WORK INSTRUCTIONS
Lines that contain "sales": how many are there in the listing below? Answer with a number and nothing more.

=======

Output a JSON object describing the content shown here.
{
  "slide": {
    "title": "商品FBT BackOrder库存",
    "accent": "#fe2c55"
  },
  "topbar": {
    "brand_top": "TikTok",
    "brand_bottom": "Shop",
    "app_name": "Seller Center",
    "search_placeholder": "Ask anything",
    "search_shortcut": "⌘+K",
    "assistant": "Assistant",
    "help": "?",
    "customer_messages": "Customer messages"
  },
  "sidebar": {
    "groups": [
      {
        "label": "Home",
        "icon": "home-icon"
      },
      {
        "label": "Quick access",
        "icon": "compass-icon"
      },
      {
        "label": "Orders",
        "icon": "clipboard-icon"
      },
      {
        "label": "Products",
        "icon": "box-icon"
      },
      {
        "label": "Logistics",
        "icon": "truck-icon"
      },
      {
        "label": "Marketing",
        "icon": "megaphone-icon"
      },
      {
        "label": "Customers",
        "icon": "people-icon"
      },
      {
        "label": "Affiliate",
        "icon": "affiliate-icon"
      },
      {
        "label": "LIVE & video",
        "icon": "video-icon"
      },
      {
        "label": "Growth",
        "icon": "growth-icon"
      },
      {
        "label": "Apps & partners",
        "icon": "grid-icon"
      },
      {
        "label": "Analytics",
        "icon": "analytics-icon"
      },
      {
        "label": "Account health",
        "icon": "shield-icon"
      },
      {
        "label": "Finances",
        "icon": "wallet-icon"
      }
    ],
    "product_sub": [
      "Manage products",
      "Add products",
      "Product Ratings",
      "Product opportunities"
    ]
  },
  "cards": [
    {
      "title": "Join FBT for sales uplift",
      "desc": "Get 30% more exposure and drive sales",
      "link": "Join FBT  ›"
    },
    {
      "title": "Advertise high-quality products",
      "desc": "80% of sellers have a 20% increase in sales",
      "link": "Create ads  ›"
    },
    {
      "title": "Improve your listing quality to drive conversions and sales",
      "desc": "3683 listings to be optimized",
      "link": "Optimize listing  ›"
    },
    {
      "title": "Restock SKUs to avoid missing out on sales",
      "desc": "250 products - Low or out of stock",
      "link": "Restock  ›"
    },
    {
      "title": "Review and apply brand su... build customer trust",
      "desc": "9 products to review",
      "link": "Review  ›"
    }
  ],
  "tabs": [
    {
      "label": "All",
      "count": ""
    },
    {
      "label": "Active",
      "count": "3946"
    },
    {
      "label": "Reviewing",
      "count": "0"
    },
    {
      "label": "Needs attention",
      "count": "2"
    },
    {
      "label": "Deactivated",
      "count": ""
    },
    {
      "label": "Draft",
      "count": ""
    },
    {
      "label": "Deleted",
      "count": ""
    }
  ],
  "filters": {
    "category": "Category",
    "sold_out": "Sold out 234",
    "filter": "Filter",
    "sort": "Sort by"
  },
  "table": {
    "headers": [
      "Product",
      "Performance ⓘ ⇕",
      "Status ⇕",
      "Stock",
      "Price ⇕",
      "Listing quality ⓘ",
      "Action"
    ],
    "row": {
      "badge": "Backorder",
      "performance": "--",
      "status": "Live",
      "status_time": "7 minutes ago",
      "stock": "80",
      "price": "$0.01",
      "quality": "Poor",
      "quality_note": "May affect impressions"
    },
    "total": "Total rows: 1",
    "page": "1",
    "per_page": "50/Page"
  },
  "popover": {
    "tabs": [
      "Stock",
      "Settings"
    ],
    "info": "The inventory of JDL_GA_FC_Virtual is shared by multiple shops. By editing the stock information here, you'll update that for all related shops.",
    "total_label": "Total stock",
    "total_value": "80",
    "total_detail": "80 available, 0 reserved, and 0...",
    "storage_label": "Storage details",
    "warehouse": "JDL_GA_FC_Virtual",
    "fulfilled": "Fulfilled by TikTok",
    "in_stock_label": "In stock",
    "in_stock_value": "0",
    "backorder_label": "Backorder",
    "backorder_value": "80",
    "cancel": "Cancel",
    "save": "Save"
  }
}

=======

RESULT OF THIS EXERCISE
5